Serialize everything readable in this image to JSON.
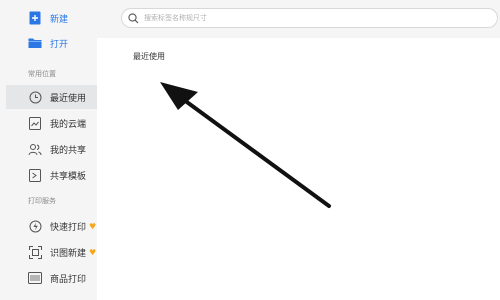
{
  "sidebar": {
    "new_label": "新建",
    "open_label": "打开",
    "section_common": "常用位置",
    "items": [
      {
        "label": "最近使用"
      },
      {
        "label": "我的云端"
      },
      {
        "label": "我的共享"
      },
      {
        "label": "共享模板"
      }
    ],
    "section_print": "打印服务",
    "print_items": [
      {
        "label": "快速打印"
      },
      {
        "label": "识图新建"
      },
      {
        "label": "商品打印"
      }
    ]
  },
  "search": {
    "placeholder": "搜索标签名称规尺寸"
  },
  "main": {
    "title": "最近使用"
  },
  "colors": {
    "accent": "#2b78e4",
    "vip": "#f3a81c",
    "sidebar_bg": "#f5f5f6"
  }
}
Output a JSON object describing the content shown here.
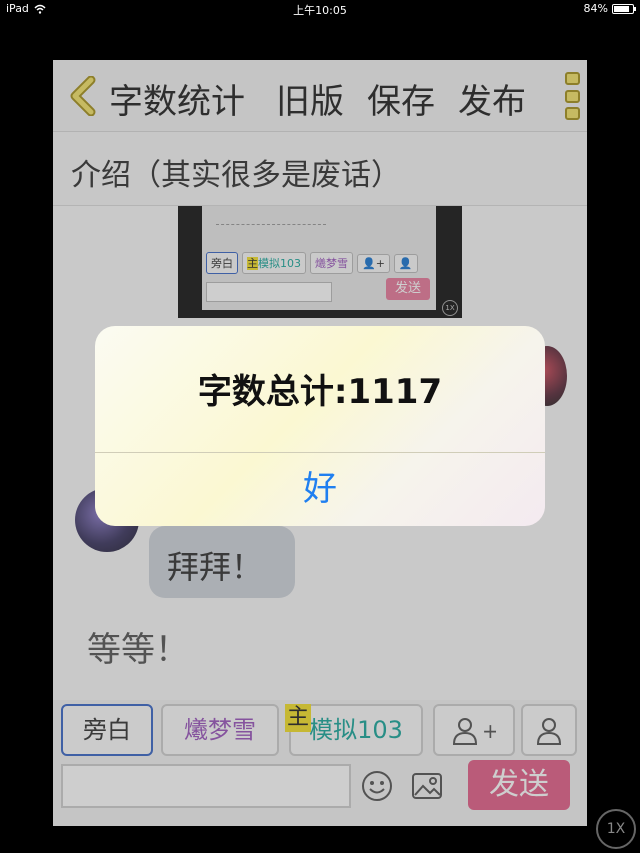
{
  "status_bar": {
    "device": "iPad",
    "time": "上午10:05",
    "battery": "84%",
    "battery_level": 0.84
  },
  "toolbar": {
    "back_icon": "chevron-left-icon",
    "word_count_label": "字数统计",
    "old_version_label": "旧版",
    "save_label": "保存",
    "publish_label": "发布",
    "menu_icon": "menu-icon"
  },
  "intro": {
    "label": "介绍（其实很多是废话）"
  },
  "chat": {
    "thumbnail": {
      "narration": "旁白",
      "master_badge": "主",
      "role_1": "模拟103",
      "role_2": "爔梦雪",
      "send": "发送",
      "zoom": "1X"
    },
    "bubble_text": "拜拜！",
    "narration_text": "等等！"
  },
  "bottom_bar": {
    "narration_button": "旁白",
    "role_1": "爔梦雪",
    "role_2": "模拟103",
    "master_badge": "主",
    "add_role_label": "+",
    "message_placeholder": "",
    "send_button": "发送",
    "colors": {
      "active_border": "#3a67c7",
      "send": "#e4608a",
      "role_purple": "#9a55bd",
      "role_teal": "#1aa79c"
    }
  },
  "alert": {
    "title": "字数总计:1117",
    "ok_button": "好",
    "ok_color": "#1f7ff0"
  },
  "zoom_button": "1X"
}
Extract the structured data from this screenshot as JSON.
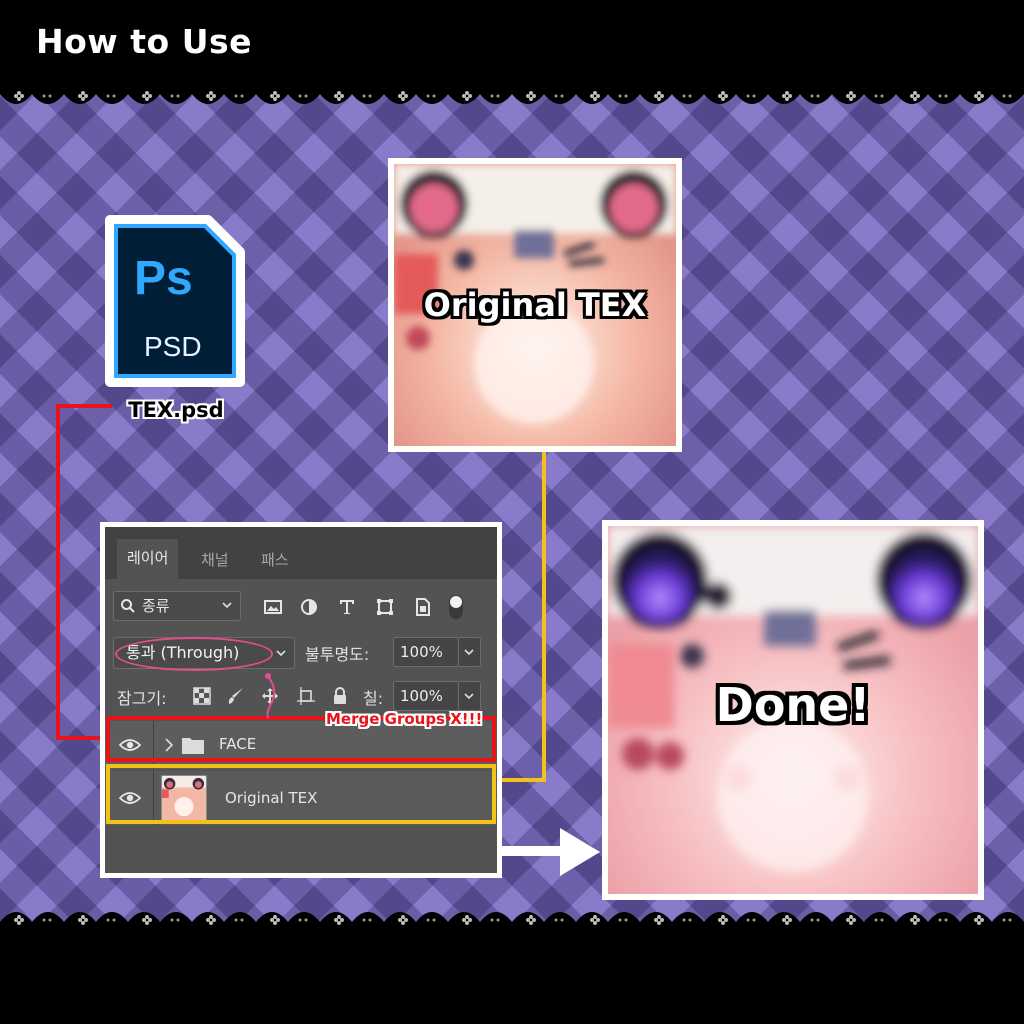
{
  "header": {
    "title": "How to Use"
  },
  "psd_file": {
    "icon_label": "Ps",
    "icon_sublabel": "PSD",
    "filename": "TEX.psd"
  },
  "textures": {
    "original_caption": "Original TEX",
    "done_caption": "Done!"
  },
  "layers_panel": {
    "tabs": [
      {
        "label": "레이어",
        "active": true
      },
      {
        "label": "채널",
        "active": false
      },
      {
        "label": "패스",
        "active": false
      }
    ],
    "filter_kind": "종류",
    "blend_mode": "통과 (Through)",
    "opacity_label": "불투명도:",
    "opacity_value": "100%",
    "lock_label": "잠그기:",
    "fill_label": "칠:",
    "fill_value": "100%",
    "layers": [
      {
        "name": "FACE",
        "type": "group",
        "visible": true
      },
      {
        "name": "Original TEX",
        "type": "image",
        "visible": true
      }
    ]
  },
  "annotations": {
    "merge_warning": "Merge Groups X!!!"
  },
  "colors": {
    "background": "#7c6cc4",
    "red_highlight": "#e8141c",
    "yellow_highlight": "#f2c21a",
    "blend_circle": "#e24d8e",
    "ps_blue": "#31a8ff",
    "ps_dark": "#001e36"
  },
  "icons": [
    "ps-file-icon",
    "search-icon",
    "image-filter-icon",
    "adjustment-filter-icon",
    "type-filter-icon",
    "shape-filter-icon",
    "smart-object-filter-icon",
    "filter-toggle-icon",
    "lock-transparent-icon",
    "lock-brush-icon",
    "lock-position-icon",
    "lock-artboard-icon",
    "lock-all-icon",
    "eye-icon",
    "folder-icon",
    "chevron-right-icon",
    "arrow-right-icon"
  ]
}
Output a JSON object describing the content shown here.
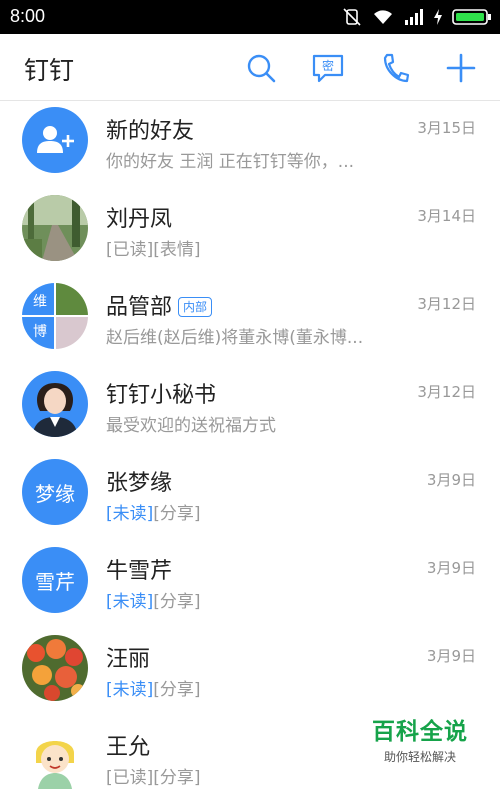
{
  "status_bar": {
    "time": "8:00"
  },
  "app": {
    "title": "钉钉",
    "secret_chat_label": "密",
    "accent": "#3a8ef6"
  },
  "conversations": [
    {
      "name": "新的好友",
      "time": "3月15日",
      "preview": "你的好友 王润 正在钉钉等你，...",
      "avatar_icon": "add-friend-icon"
    },
    {
      "name": "刘丹凤",
      "time": "3月14日",
      "preview": "[已读][表情]",
      "avatar_icon": "forest-path-photo"
    },
    {
      "name": "品管部",
      "tag": "内部",
      "time": "3月12日",
      "preview": "赵后维(赵后维)将董永博(董永博...",
      "avatar_tiles": [
        "维",
        "博"
      ]
    },
    {
      "name": "钉钉小秘书",
      "time": "3月12日",
      "preview": "最受欢迎的送祝福方式",
      "avatar_icon": "assistant-portrait"
    },
    {
      "name": "张梦缘",
      "time": "3月9日",
      "avatar_text": "梦缘",
      "status": "[未读]",
      "preview_suffix": "[分享]"
    },
    {
      "name": "牛雪芹",
      "time": "3月9日",
      "avatar_text": "雪芹",
      "status": "[未读]",
      "preview_suffix": "[分享]"
    },
    {
      "name": "汪丽",
      "time": "3月9日",
      "avatar_icon": "flowers-photo",
      "status": "[未读]",
      "preview_suffix": "[分享]"
    },
    {
      "name": "王允",
      "time": "",
      "avatar_icon": "cartoon-girl-illustration",
      "preview": "[已读][分享]"
    }
  ],
  "watermark": {
    "title": "百科全说",
    "subtitle": "助你轻松解决"
  }
}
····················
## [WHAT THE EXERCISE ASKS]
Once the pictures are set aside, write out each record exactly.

## [EXERCISE SOLUTION]
Serialize everything readable in this image to JSON.
{
  "sidebar": {
    "new_label": "新建",
    "open_label": "打开",
    "section_common": "常用位置",
    "items": [
      {
        "label": "最近使用"
      },
      {
        "label": "我的云端"
      },
      {
        "label": "我的共享"
      },
      {
        "label": "共享模板"
      }
    ],
    "section_print": "打印服务",
    "print_items": [
      {
        "label": "快速打印"
      },
      {
        "label": "识图新建"
      },
      {
        "label": "商品打印"
      }
    ]
  },
  "search": {
    "placeholder": "搜索标签名称规尺寸"
  },
  "main": {
    "title": "最近使用"
  },
  "colors": {
    "accent": "#2b78e4",
    "vip": "#f3a81c",
    "sidebar_bg": "#f5f5f6"
  }
}
Output a JSON object describing the content shown here.
{
  "status_bar": {
    "device": "iPad",
    "time": "上午10:05",
    "battery": "84%",
    "battery_level": 0.84
  },
  "toolbar": {
    "back_icon": "chevron-left-icon",
    "word_count_label": "字数统计",
    "old_version_label": "旧版",
    "save_label": "保存",
    "publish_label": "发布",
    "menu_icon": "menu-icon"
  },
  "intro": {
    "label": "介绍（其实很多是废话）"
  },
  "chat": {
    "thumbnail": {
      "narration": "旁白",
      "master_badge": "主",
      "role_1": "模拟103",
      "role_2": "爔梦雪",
      "send": "发送",
      "zoom": "1X"
    },
    "bubble_text": "拜拜！",
    "narration_text": "等等！"
  },
  "bottom_bar": {
    "narration_button": "旁白",
    "role_1": "爔梦雪",
    "role_2": "模拟103",
    "master_badge": "主",
    "add_role_label": "+",
    "message_placeholder": "",
    "send_button": "发送",
    "colors": {
      "active_border": "#3a67c7",
      "send": "#e4608a",
      "role_purple": "#9a55bd",
      "role_teal": "#1aa79c"
    }
  },
  "alert": {
    "title": "字数总计:1117",
    "ok_button": "好",
    "ok_color": "#1f7ff0"
  },
  "zoom_button": "1X"
}
Extract the structured data from this screenshot as JSON.
{
  "header": {
    "title": "How to Use"
  },
  "psd_file": {
    "icon_label": "Ps",
    "icon_sublabel": "PSD",
    "filename": "TEX.psd"
  },
  "textures": {
    "original_caption": "Original TEX",
    "done_caption": "Done!"
  },
  "layers_panel": {
    "tabs": [
      {
        "label": "레이어",
        "active": true
      },
      {
        "label": "채널",
        "active": false
      },
      {
        "label": "패스",
        "active": false
      }
    ],
    "filter_kind": "종류",
    "blend_mode": "통과 (Through)",
    "opacity_label": "불투명도:",
    "opacity_value": "100%",
    "lock_label": "잠그기:",
    "fill_label": "칠:",
    "fill_value": "100%",
    "layers": [
      {
        "name": "FACE",
        "type": "group",
        "visible": true
      },
      {
        "name": "Original TEX",
        "type": "image",
        "visible": true
      }
    ]
  },
  "annotations": {
    "merge_warning": "Merge Groups X!!!"
  },
  "colors": {
    "background": "#7c6cc4",
    "red_highlight": "#e8141c",
    "yellow_highlight": "#f2c21a",
    "blend_circle": "#e24d8e",
    "ps_blue": "#31a8ff",
    "ps_dark": "#001e36"
  },
  "icons": [
    "ps-file-icon",
    "search-icon",
    "image-filter-icon",
    "adjustment-filter-icon",
    "type-filter-icon",
    "shape-filter-icon",
    "smart-object-filter-icon",
    "filter-toggle-icon",
    "lock-transparent-icon",
    "lock-brush-icon",
    "lock-position-icon",
    "lock-artboard-icon",
    "lock-all-icon",
    "eye-icon",
    "folder-icon",
    "chevron-right-icon",
    "arrow-right-icon"
  ]
}
Output a JSON object describing the content shown here.
{
  "status_bar": {
    "time": "8:00"
  },
  "app": {
    "title": "钉钉",
    "secret_chat_label": "密",
    "accent": "#3a8ef6"
  },
  "conversations": [
    {
      "name": "新的好友",
      "time": "3月15日",
      "preview": "你的好友 王润 正在钉钉等你，...",
      "avatar_icon": "add-friend-icon"
    },
    {
      "name": "刘丹凤",
      "time": "3月14日",
      "preview": "[已读][表情]",
      "avatar_icon": "forest-path-photo"
    },
    {
      "name": "品管部",
      "tag": "内部",
      "time": "3月12日",
      "preview": "赵后维(赵后维)将董永博(董永博...",
      "avatar_tiles": [
        "维",
        "博"
      ]
    },
    {
      "name": "钉钉小秘书",
      "time": "3月12日",
      "preview": "最受欢迎的送祝福方式",
      "avatar_icon": "assistant-portrait"
    },
    {
      "name": "张梦缘",
      "time": "3月9日",
      "avatar_text": "梦缘",
      "status": "[未读]",
      "preview_suffix": "[分享]"
    },
    {
      "name": "牛雪芹",
      "time": "3月9日",
      "avatar_text": "雪芹",
      "status": "[未读]",
      "preview_suffix": "[分享]"
    },
    {
      "name": "汪丽",
      "time": "3月9日",
      "avatar_icon": "flowers-photo",
      "status": "[未读]",
      "preview_suffix": "[分享]"
    },
    {
      "name": "王允",
      "time": "",
      "avatar_icon": "cartoon-girl-illustration",
      "preview": "[已读][分享]"
    }
  ],
  "watermark": {
    "title": "百科全说",
    "subtitle": "助你轻松解决"
  }
}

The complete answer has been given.